Consisting of wasps from the tribe Bembicini, these ground-nesters pose a surprising difference to other wasps. The sand wasps will create short burrows in which they will paralyze prey and place inside for their larvae to feed on. In suitable locations, nesting areas can be very densely populated by these solitary wasps which make them vulnerable to being parasitized. The unique trait concerning sand wasps is that some have been observed to eat their own parasites. Adults typically feed on nectar from flowers and bring flies for their young. They are strong hunters and will capture flies and sting them mid-air. Read more about the red-banded sand wasp here.

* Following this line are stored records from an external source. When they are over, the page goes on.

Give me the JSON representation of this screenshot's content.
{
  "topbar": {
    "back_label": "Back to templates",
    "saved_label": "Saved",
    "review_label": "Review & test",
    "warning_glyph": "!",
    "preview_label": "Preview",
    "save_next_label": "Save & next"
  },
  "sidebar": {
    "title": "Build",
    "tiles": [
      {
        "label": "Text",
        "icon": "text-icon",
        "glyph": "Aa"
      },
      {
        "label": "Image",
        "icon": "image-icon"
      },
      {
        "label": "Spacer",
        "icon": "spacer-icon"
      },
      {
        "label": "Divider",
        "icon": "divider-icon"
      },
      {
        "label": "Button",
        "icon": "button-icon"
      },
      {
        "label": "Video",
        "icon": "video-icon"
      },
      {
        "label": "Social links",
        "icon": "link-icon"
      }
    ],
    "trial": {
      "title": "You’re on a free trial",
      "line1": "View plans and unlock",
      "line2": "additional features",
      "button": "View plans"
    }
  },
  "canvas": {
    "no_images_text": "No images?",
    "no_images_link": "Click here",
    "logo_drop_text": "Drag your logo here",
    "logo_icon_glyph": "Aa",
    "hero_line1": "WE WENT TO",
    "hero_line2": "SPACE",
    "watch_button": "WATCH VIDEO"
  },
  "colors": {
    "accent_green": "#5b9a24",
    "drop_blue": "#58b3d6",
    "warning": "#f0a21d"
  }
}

Representing roughly 560 species worldwide, scoliidae wasps are solitary ground-nesters. Their prey of choice is scarab beetle larvae, which the female will sting to paralyze them, and then lay an egg on the subdued prey to feed on once it has hatched. Occasionally she will move the beetle larva into a separate chamber first, but often the burrow created by the laying scarab is sufficient. One particular species of wasp engages in an unusual form of pollination for a certain orchid species; the orchid flower resembles the female wasp, and as the male attempts to mate with it, he is covered in pollen. After leaving in search of a proper female, he will come across more of these orchids, and in repeating the process will pollinate the flowers. Read more about the giant scoliid wasp here.
Known for making spiders as their primary prey, these wasps are from the family Pompilidae, and include roughly 5000 species. Nearly all wasps are solitary, though some may live in aggregations. The female will find and sting a spider to paralyze it, and then drag it back to a burrow and lay an egg on its abdomen. She then seals off the chamber and cleans up the area around it to hide any evidence of the nest. One particular species of spider wasp will even place dead ants around the burrow, and their chemicals will hide the scent of the larva from parasitoids. Although spider wasps are usually not aggressive, their venom contains a number of neurotoxins that cause immense pain. Tarantula hawk wasps have one of the most painful stings known to humans. Read more about tarantula hawks here.
Velvet ant wasps
These unusual wasps are wingless in females and resemble large, furry ants. Their hair is often bright colored orange or red to warn predators. Some 7000 species of velvet ant wasps come from the family Mutillidae, and are known for having extremely painful stings that can last for half an hour. They are known to primarily parasitize other ground-nesting bees or wasps by laying a single egg alongside a host larva, which it will consume once hatched. In addition to their terrible stings, velvet ant wasps are also known for having an extremely tough exoskeleton that protects them against attack. Read more about velvet ants here.
Popularly known for their aggressiveness and visual similarity to paper wasps, yellow jackets are social insects and will create hives numbering up to 5000 members. Their nests are built with a mixture of saliva and wood fibers, but unlike the paper wasp, their hive is enclosed and can be massive in size. The hive consists of a queen, sometimes a few queens if the colony is large enough, whose primary responsibility is laying eggs. Males die soon after mating, and female workers act as foragers for the larvae. Although the adults feed on nectar and fruits, the larvae require protein from insects or meat. Read more about yellow-jacket wasps.